» **Work request**: Exactly reproduce each record listed below.

» **Records shown**:

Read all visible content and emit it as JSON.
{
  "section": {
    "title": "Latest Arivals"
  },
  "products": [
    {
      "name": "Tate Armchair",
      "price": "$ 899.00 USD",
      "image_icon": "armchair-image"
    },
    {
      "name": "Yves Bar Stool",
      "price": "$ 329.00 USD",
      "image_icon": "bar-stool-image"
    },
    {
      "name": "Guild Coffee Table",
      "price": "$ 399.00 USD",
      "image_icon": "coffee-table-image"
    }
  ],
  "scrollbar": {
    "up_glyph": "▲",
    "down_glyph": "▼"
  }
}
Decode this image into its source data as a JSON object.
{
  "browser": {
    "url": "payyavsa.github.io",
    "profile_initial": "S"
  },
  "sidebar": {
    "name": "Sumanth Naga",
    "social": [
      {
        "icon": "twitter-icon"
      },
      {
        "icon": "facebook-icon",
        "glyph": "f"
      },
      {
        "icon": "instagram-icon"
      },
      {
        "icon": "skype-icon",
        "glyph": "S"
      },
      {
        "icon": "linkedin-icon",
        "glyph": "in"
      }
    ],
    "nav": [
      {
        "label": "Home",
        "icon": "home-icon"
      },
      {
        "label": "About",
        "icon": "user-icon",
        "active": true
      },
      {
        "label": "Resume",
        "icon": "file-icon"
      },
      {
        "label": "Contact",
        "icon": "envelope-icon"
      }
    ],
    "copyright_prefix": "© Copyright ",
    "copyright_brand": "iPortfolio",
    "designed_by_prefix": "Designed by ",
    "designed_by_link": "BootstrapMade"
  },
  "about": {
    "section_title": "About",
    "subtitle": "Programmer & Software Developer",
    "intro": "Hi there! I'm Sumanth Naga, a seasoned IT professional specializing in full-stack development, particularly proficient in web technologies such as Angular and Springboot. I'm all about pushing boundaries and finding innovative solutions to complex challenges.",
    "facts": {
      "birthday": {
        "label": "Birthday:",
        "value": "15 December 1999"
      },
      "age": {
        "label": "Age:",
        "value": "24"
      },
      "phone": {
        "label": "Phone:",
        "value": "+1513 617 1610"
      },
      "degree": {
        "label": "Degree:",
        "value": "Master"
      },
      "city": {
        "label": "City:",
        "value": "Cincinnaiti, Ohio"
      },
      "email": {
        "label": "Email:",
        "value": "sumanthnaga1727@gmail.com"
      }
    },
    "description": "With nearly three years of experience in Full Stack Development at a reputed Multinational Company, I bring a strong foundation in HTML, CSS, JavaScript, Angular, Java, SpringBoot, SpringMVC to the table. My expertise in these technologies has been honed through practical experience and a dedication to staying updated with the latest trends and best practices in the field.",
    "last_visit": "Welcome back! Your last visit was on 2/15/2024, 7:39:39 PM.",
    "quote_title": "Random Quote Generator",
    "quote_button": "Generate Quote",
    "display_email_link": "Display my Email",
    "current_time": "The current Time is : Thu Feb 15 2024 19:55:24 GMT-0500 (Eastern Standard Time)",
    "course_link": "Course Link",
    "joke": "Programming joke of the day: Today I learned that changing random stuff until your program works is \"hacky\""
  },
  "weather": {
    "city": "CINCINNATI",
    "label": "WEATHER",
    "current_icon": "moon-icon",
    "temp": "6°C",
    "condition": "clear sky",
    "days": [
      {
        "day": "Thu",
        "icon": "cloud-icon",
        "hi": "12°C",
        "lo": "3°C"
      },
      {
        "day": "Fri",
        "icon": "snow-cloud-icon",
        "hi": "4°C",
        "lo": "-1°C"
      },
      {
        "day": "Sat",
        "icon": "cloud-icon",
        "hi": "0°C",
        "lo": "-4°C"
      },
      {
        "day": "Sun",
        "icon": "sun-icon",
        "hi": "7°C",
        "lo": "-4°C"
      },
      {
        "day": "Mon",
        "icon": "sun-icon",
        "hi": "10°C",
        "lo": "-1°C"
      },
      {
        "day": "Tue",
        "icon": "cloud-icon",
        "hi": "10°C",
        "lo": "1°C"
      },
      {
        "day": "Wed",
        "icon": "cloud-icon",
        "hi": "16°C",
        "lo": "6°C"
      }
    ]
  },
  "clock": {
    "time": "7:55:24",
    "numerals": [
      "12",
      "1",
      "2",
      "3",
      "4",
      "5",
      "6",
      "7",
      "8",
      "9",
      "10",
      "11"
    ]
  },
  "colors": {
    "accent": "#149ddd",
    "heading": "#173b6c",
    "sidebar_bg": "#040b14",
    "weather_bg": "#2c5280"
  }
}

» **Finished exercise**:
Read all visible content and emit it as JSON.
{
  "section": {
    "title": "Latest Arivals"
  },
  "products": [
    {
      "name": "Tate Armchair",
      "price": "$ 899.00 USD",
      "image_icon": "armchair-image"
    },
    {
      "name": "Yves Bar Stool",
      "price": "$ 329.00 USD",
      "image_icon": "bar-stool-image"
    },
    {
      "name": "Guild Coffee Table",
      "price": "$ 399.00 USD",
      "image_icon": "coffee-table-image"
    }
  ],
  "scrollbar": {
    "up_glyph": "▲",
    "down_glyph": "▼"
  }
}
Decode this image into its source data as a JSON object.
{
  "browser": {
    "url": "payyavsa.github.io",
    "profile_initial": "S"
  },
  "sidebar": {
    "name": "Sumanth Naga",
    "social": [
      {
        "icon": "twitter-icon"
      },
      {
        "icon": "facebook-icon",
        "glyph": "f"
      },
      {
        "icon": "instagram-icon"
      },
      {
        "icon": "skype-icon",
        "glyph": "S"
      },
      {
        "icon": "linkedin-icon",
        "glyph": "in"
      }
    ],
    "nav": [
      {
        "label": "Home",
        "icon": "home-icon"
      },
      {
        "label": "About",
        "icon": "user-icon",
        "active": true
      },
      {
        "label": "Resume",
        "icon": "file-icon"
      },
      {
        "label": "Contact",
        "icon": "envelope-icon"
      }
    ],
    "copyright_prefix": "© Copyright ",
    "copyright_brand": "iPortfolio",
    "designed_by_prefix": "Designed by ",
    "designed_by_link": "BootstrapMade"
  },
  "about": {
    "section_title": "About",
    "subtitle": "Programmer & Software Developer",
    "intro": "Hi there! I'm Sumanth Naga, a seasoned IT professional specializing in full-stack development, particularly proficient in web technologies such as Angular and Springboot. I'm all about pushing boundaries and finding innovative solutions to complex challenges.",
    "facts": {
      "birthday": {
        "label": "Birthday:",
        "value": "15 December 1999"
      },
      "age": {
        "label": "Age:",
        "value": "24"
      },
      "phone": {
        "label": "Phone:",
        "value": "+1513 617 1610"
      },
      "degree": {
        "label": "Degree:",
        "value": "Master"
      },
      "city": {
        "label": "City:",
        "value": "Cincinnaiti, Ohio"
      },
      "email": {
        "label": "Email:",
        "value": "sumanthnaga1727@gmail.com"
      }
    },
    "description": "With nearly three years of experience in Full Stack Development at a reputed Multinational Company, I bring a strong foundation in HTML, CSS, JavaScript, Angular, Java, SpringBoot, SpringMVC to the table. My expertise in these technologies has been honed through practical experience and a dedication to staying updated with the latest trends and best practices in the field.",
    "last_visit": "Welcome back! Your last visit was on 2/15/2024, 7:39:39 PM.",
    "quote_title": "Random Quote Generator",
    "quote_button": "Generate Quote",
    "display_email_link": "Display my Email",
    "current_time": "The current Time is : Thu Feb 15 2024 19:55:24 GMT-0500 (Eastern Standard Time)",
    "course_link": "Course Link",
    "joke": "Programming joke of the day: Today I learned that changing random stuff until your program works is \"hacky\""
  },
  "weather": {
    "city": "CINCINNATI",
    "label": "WEATHER",
    "current_icon": "moon-icon",
    "temp": "6°C",
    "condition": "clear sky",
    "days": [
      {
        "day": "Thu",
        "icon": "cloud-icon",
        "hi": "12°C",
        "lo": "3°C"
      },
      {
        "day": "Fri",
        "icon": "snow-cloud-icon",
        "hi": "4°C",
        "lo": "-1°C"
      },
      {
        "day": "Sat",
        "icon": "cloud-icon",
        "hi": "0°C",
        "lo": "-4°C"
      },
      {
        "day": "Sun",
        "icon": "sun-icon",
        "hi": "7°C",
        "lo": "-4°C"
      },
      {
        "day": "Mon",
        "icon": "sun-icon",
        "hi": "10°C",
        "lo": "-1°C"
      },
      {
        "day": "Tue",
        "icon": "cloud-icon",
        "hi": "10°C",
        "lo": "1°C"
      },
      {
        "day": "Wed",
        "icon": "cloud-icon",
        "hi": "16°C",
        "lo": "6°C"
      }
    ]
  },
  "clock": {
    "time": "7:55:24",
    "numerals": [
      "12",
      "1",
      "2",
      "3",
      "4",
      "5",
      "6",
      "7",
      "8",
      "9",
      "10",
      "11"
    ]
  },
  "colors": {
    "accent": "#149ddd",
    "heading": "#173b6c",
    "sidebar_bg": "#040b14",
    "weather_bg": "#2c5280"
  }
}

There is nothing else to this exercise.